-- Dataset records follows --

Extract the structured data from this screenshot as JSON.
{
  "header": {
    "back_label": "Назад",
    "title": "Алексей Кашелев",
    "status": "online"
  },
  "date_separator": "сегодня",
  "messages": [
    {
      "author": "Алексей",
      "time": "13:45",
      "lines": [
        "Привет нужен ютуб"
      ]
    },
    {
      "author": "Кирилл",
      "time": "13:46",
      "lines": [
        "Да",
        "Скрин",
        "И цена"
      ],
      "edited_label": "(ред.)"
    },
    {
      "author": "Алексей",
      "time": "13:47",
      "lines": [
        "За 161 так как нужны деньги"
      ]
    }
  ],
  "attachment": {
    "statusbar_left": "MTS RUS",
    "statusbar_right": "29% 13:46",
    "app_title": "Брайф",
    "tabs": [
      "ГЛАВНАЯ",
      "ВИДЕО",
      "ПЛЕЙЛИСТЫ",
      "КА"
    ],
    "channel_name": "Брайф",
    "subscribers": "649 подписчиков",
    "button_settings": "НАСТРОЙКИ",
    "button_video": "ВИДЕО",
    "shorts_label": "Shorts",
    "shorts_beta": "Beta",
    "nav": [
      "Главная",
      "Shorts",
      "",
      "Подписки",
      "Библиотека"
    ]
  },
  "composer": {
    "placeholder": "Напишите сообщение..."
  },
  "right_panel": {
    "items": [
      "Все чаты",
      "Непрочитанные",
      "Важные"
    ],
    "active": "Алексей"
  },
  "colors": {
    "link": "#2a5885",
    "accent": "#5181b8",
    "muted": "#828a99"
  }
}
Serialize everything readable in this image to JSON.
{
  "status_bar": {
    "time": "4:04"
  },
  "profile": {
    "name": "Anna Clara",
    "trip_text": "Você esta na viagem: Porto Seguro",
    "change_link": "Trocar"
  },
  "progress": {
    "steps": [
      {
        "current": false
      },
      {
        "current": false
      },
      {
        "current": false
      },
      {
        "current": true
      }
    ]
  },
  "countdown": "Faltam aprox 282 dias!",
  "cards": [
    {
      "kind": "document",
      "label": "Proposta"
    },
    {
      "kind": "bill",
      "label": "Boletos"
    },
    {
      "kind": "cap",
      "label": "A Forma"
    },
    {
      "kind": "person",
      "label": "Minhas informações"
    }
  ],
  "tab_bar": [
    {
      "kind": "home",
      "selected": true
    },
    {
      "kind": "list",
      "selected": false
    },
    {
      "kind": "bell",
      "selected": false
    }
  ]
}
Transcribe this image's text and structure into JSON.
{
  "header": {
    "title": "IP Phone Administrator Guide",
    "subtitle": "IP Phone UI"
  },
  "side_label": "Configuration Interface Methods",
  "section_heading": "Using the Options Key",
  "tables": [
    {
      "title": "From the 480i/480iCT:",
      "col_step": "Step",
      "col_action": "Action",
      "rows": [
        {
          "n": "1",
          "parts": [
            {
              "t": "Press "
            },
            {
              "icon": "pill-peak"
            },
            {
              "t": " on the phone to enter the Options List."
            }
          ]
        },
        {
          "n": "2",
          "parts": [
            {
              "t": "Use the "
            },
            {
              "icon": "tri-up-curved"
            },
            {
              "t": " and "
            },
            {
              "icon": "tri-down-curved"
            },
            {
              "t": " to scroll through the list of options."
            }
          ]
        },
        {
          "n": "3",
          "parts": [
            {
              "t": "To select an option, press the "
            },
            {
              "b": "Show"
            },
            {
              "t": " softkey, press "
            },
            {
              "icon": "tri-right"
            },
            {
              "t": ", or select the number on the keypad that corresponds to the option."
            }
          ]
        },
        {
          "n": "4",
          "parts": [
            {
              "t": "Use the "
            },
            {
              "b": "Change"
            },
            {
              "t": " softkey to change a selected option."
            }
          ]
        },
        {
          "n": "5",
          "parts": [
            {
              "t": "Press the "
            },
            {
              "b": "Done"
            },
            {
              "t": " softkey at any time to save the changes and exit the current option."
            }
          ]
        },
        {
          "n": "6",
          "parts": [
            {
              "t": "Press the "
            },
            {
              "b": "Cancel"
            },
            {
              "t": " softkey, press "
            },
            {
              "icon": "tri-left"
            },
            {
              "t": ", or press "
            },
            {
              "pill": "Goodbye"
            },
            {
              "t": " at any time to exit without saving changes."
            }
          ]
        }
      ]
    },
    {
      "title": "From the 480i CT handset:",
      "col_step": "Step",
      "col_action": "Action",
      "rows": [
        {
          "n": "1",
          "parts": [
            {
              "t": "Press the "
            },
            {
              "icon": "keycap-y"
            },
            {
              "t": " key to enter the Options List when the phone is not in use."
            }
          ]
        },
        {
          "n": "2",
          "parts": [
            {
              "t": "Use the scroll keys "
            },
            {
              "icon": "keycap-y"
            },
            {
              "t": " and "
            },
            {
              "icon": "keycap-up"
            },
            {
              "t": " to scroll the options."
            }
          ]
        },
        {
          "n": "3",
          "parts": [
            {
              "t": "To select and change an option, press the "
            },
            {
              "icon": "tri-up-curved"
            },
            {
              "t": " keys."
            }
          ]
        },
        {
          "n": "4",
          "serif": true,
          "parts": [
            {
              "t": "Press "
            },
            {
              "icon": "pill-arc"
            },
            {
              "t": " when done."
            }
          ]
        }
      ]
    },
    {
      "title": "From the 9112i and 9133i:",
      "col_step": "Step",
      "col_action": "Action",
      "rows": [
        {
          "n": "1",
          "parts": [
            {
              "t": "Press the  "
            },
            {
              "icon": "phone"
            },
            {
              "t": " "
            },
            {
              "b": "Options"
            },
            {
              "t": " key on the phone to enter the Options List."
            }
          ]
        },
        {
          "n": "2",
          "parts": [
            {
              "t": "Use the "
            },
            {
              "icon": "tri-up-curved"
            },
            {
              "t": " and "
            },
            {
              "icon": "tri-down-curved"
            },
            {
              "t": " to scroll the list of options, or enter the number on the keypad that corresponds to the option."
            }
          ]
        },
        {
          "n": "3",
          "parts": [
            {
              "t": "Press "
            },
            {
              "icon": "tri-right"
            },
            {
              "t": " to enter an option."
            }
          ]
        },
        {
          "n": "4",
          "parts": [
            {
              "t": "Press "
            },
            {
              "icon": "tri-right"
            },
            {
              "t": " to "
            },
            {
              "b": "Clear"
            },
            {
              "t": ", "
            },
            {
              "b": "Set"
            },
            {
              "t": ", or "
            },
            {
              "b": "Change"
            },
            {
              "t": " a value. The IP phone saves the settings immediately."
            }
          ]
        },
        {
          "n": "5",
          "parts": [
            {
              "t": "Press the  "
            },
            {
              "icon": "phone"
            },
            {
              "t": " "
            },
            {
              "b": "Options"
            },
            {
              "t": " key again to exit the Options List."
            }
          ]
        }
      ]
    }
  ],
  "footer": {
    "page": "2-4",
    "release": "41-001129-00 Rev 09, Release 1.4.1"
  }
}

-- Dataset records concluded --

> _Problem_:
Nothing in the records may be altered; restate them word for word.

> _Written reply_:
Extract the structured data from this screenshot as JSON.
{
  "header": {
    "back_label": "Назад",
    "title": "Алексей Кашелев",
    "status": "online"
  },
  "date_separator": "сегодня",
  "messages": [
    {
      "author": "Алексей",
      "time": "13:45",
      "lines": [
        "Привет нужен ютуб"
      ]
    },
    {
      "author": "Кирилл",
      "time": "13:46",
      "lines": [
        "Да",
        "Скрин",
        "И цена"
      ],
      "edited_label": "(ред.)"
    },
    {
      "author": "Алексей",
      "time": "13:47",
      "lines": [
        "За 161 так как нужны деньги"
      ]
    }
  ],
  "attachment": {
    "statusbar_left": "MTS RUS",
    "statusbar_right": "29% 13:46",
    "app_title": "Брайф",
    "tabs": [
      "ГЛАВНАЯ",
      "ВИДЕО",
      "ПЛЕЙЛИСТЫ",
      "КА"
    ],
    "channel_name": "Брайф",
    "subscribers": "649 подписчиков",
    "button_settings": "НАСТРОЙКИ",
    "button_video": "ВИДЕО",
    "shorts_label": "Shorts",
    "shorts_beta": "Beta",
    "nav": [
      "Главная",
      "Shorts",
      "",
      "Подписки",
      "Библиотека"
    ]
  },
  "composer": {
    "placeholder": "Напишите сообщение..."
  },
  "right_panel": {
    "items": [
      "Все чаты",
      "Непрочитанные",
      "Важные"
    ],
    "active": "Алексей"
  },
  "colors": {
    "link": "#2a5885",
    "accent": "#5181b8",
    "muted": "#828a99"
  }
}
Serialize everything readable in this image to JSON.
{
  "status_bar": {
    "time": "4:04"
  },
  "profile": {
    "name": "Anna Clara",
    "trip_text": "Você esta na viagem: Porto Seguro",
    "change_link": "Trocar"
  },
  "progress": {
    "steps": [
      {
        "current": false
      },
      {
        "current": false
      },
      {
        "current": false
      },
      {
        "current": true
      }
    ]
  },
  "countdown": "Faltam aprox 282 dias!",
  "cards": [
    {
      "kind": "document",
      "label": "Proposta"
    },
    {
      "kind": "bill",
      "label": "Boletos"
    },
    {
      "kind": "cap",
      "label": "A Forma"
    },
    {
      "kind": "person",
      "label": "Minhas informações"
    }
  ],
  "tab_bar": [
    {
      "kind": "home",
      "selected": true
    },
    {
      "kind": "list",
      "selected": false
    },
    {
      "kind": "bell",
      "selected": false
    }
  ]
}
Transcribe this image's text and structure into JSON.
{
  "header": {
    "title": "IP Phone Administrator Guide",
    "subtitle": "IP Phone UI"
  },
  "side_label": "Configuration Interface Methods",
  "section_heading": "Using the Options Key",
  "tables": [
    {
      "title": "From the 480i/480iCT:",
      "col_step": "Step",
      "col_action": "Action",
      "rows": [
        {
          "n": "1",
          "parts": [
            {
              "t": "Press "
            },
            {
              "icon": "pill-peak"
            },
            {
              "t": " on the phone to enter the Options List."
            }
          ]
        },
        {
          "n": "2",
          "parts": [
            {
              "t": "Use the "
            },
            {
              "icon": "tri-up-curved"
            },
            {
              "t": " and "
            },
            {
              "icon": "tri-down-curved"
            },
            {
              "t": " to scroll through the list of options."
            }
          ]
        },
        {
          "n": "3",
          "parts": [
            {
              "t": "To select an option, press the "
            },
            {
              "b": "Show"
            },
            {
              "t": " softkey, press "
            },
            {
              "icon": "tri-right"
            },
            {
              "t": ", or select the number on the keypad that corresponds to the option."
            }
          ]
        },
        {
          "n": "4",
          "parts": [
            {
              "t": "Use the "
            },
            {
              "b": "Change"
            },
            {
              "t": " softkey to change a selected option."
            }
          ]
        },
        {
          "n": "5",
          "parts": [
            {
              "t": "Press the "
            },
            {
              "b": "Done"
            },
            {
              "t": " softkey at any time to save the changes and exit the current option."
            }
          ]
        },
        {
          "n": "6",
          "parts": [
            {
              "t": "Press the "
            },
            {
              "b": "Cancel"
            },
            {
              "t": " softkey, press "
            },
            {
              "icon": "tri-left"
            },
            {
              "t": ", or press "
            },
            {
              "pill": "Goodbye"
            },
            {
              "t": " at any time to exit without saving changes."
            }
          ]
        }
      ]
    },
    {
      "title": "From the 480i CT handset:",
      "col_step": "Step",
      "col_action": "Action",
      "rows": [
        {
          "n": "1",
          "parts": [
            {
              "t": "Press the "
            },
            {
              "icon": "keycap-y"
            },
            {
              "t": " key to enter the Options List when the phone is not in use."
            }
          ]
        },
        {
          "n": "2",
          "parts": [
            {
              "t": "Use the scroll keys "
            },
            {
              "icon": "keycap-y"
            },
            {
              "t": " and "
            },
            {
              "icon": "keycap-up"
            },
            {
              "t": " to scroll the options."
            }
          ]
        },
        {
          "n": "3",
          "parts": [
            {
              "t": "To select and change an option, press the "
            },
            {
              "icon": "tri-up-curved"
            },
            {
              "t": " keys."
            }
          ]
        },
        {
          "n": "4",
          "serif": true,
          "parts": [
            {
              "t": "Press "
            },
            {
              "icon": "pill-arc"
            },
            {
              "t": " when done."
            }
          ]
        }
      ]
    },
    {
      "title": "From the 9112i and 9133i:",
      "col_step": "Step",
      "col_action": "Action",
      "rows": [
        {
          "n": "1",
          "parts": [
            {
              "t": "Press the  "
            },
            {
              "icon": "phone"
            },
            {
              "t": " "
            },
            {
              "b": "Options"
            },
            {
              "t": " key on the phone to enter the Options List."
            }
          ]
        },
        {
          "n": "2",
          "parts": [
            {
              "t": "Use the "
            },
            {
              "icon": "tri-up-curved"
            },
            {
              "t": " and "
            },
            {
              "icon": "tri-down-curved"
            },
            {
              "t": " to scroll the list of options, or enter the number on the keypad that corresponds to the option."
            }
          ]
        },
        {
          "n": "3",
          "parts": [
            {
              "t": "Press "
            },
            {
              "icon": "tri-right"
            },
            {
              "t": " to enter an option."
            }
          ]
        },
        {
          "n": "4",
          "parts": [
            {
              "t": "Press "
            },
            {
              "icon": "tri-right"
            },
            {
              "t": " to "
            },
            {
              "b": "Clear"
            },
            {
              "t": ", "
            },
            {
              "b": "Set"
            },
            {
              "t": ", or "
            },
            {
              "b": "Change"
            },
            {
              "t": " a value. The IP phone saves the settings immediately."
            }
          ]
        },
        {
          "n": "5",
          "parts": [
            {
              "t": "Press the  "
            },
            {
              "icon": "phone"
            },
            {
              "t": " "
            },
            {
              "b": "Options"
            },
            {
              "t": " key again to exit the Options List."
            }
          ]
        }
      ]
    }
  ],
  "footer": {
    "page": "2-4",
    "release": "41-001129-00 Rev 09, Release 1.4.1"
  }
}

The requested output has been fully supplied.